PDA

View Full Version : Scanning Finished Tintype



Ari
30-May-2020, 15:01
For those who do scan their tintypes, do you scan with the lid open? Is this the correct procedure?

Is there any risk of platen damage if scanning a tintype on a Creo, or should I budget for a cheap scanner for wet plate scanning?

Thanks

Corran
30-May-2020, 15:13
Great question! I have scanned a few plates. At first I was a bit worried it would stick to the platen, but that wasn't an issue, nor did I have any issues with scanning. Obviously they were very dry, and varnished plates. I am interested to hear what others experience is.

Tin Can
30-May-2020, 15:38
What is your usage, meaning how will you use the copy?

I find my iPhone can copy many things very well and I need to reduce most files to 72 ppi and 1000 pixels long side for email as few want a big file delivered

So many use a phone to look at any pic, that is high enough rez

I usually use a giant tripod with a iPhone mount to get the thing square in the screen
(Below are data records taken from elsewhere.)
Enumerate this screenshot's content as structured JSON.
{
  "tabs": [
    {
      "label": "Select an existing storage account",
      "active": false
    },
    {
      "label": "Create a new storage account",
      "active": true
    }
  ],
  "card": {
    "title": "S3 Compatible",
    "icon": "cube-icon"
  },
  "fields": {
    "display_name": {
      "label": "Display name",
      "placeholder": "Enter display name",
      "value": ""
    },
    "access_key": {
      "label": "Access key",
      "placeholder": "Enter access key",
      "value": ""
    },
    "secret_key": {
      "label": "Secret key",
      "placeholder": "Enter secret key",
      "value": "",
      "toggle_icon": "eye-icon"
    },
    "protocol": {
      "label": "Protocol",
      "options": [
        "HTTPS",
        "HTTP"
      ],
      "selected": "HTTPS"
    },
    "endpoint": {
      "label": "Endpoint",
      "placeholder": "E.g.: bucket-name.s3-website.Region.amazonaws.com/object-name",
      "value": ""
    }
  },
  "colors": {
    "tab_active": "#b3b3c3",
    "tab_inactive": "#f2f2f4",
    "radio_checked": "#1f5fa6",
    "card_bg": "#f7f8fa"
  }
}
ymmv

Ari
30-May-2020, 15:45
Well, eventually I hope to make some decent tintypes.
Then I'd scan them and print on an Epson.

If I only needed to display for web, I'd use the MePhone in that instance.

Tin Can
30-May-2020, 15:57
iSee

Mark Sawyer
30-May-2020, 16:06
I scan with the lid open, largely because I prefer a black background around the edge. It's also customary to scan before varnishing to avoid dust/flaws in the varnish, a soft varnish sticking to the glass,(dry unvarnished plates won't), and, if you're using Sandarac or other harsh varnish, potential partial or total loss of the image.

Ari
30-May-2020, 16:10
Excellent, thanks Mark! Next time I'll ask about Sandarac, since that's part of the B&S kit.

Should I be worried about an unvarnished plate scratching the scanner glass?

cuypers1807
30-May-2020, 17:38
I scan with lid closed before varnishing. Occasionally, I get light wrapping around the edges of a plate if it isnít completely flat with the lid open. I agree with Mark. It is best to scan before varnishing. The varnish can add a lot of junk to spot out later on a scan. I have been scanning with a V700 for 8 years with no obvious scratching.

goamules
30-May-2020, 17:42
Scan before varnishing. Use a higher DPI than you would think, then adjust contrast and color saturation down to what the plate really looks like. I use the lid down.

Two23
30-May-2020, 19:31
I've done it two ways, both work. Mostly I place them face down on my Epson v700 and scan. Lid closed. Have not had a problem. I scan before varnishing. I've also taped them to a wall with a piece of white paper in the background, in full sun, and photo'd them using my Nikon D850 + Nikon 150mm macro on a tripod.


Kent in SD

Ari
30-May-2020, 20:03
Thanks all. When time comes, I'll try lid open and closed, see what works best.
I still think I'd prefer to keep my Creo for scanning non-metallic items, so I'll probably spring for a $50 Epson V39 soon.

Ari
31-May-2020, 16:52
Just picked up an Epson V39 off the local Craiglist for $35.00. I didn't want to risk scratching the glass on my Creo. It costs a lot to replace.

The V39 is a nice little machine:

About the size of a 15" laptop, but much, much lighter.
USB powered, you can scan on the road with your laptop.
Scans prints up to letter size, so big enough for 8x10 plates.
Claims 4800x4800 resolution which probably means that 1200-1600 is ideal.



Here's a scan I just made now of my best plate from 5 years ago:

https://live.staticflickr.com/65535/49957808511_12ddfca6bf_c.jpg (https://flic.kr/p/2j7APY4)

I scanned with lid closed, which makes the settings a bit tricker to adjust. I'll try scanning with a piece of black paper on top of the plate next time.
Scanned at 1200 dpi, it gives a 17" x 21" print at 300 dpi, the scan took about 7 seconds.

No, it's not as sharp as the Creo, but it does a fine job nonetheless, and tough to beat the price.

Exactly what I wanted.

Tin Can
31-May-2020, 17:00
and a great shot of a wonderful sitter

Ari
31-May-2020, 20:16
Thanks, Randy.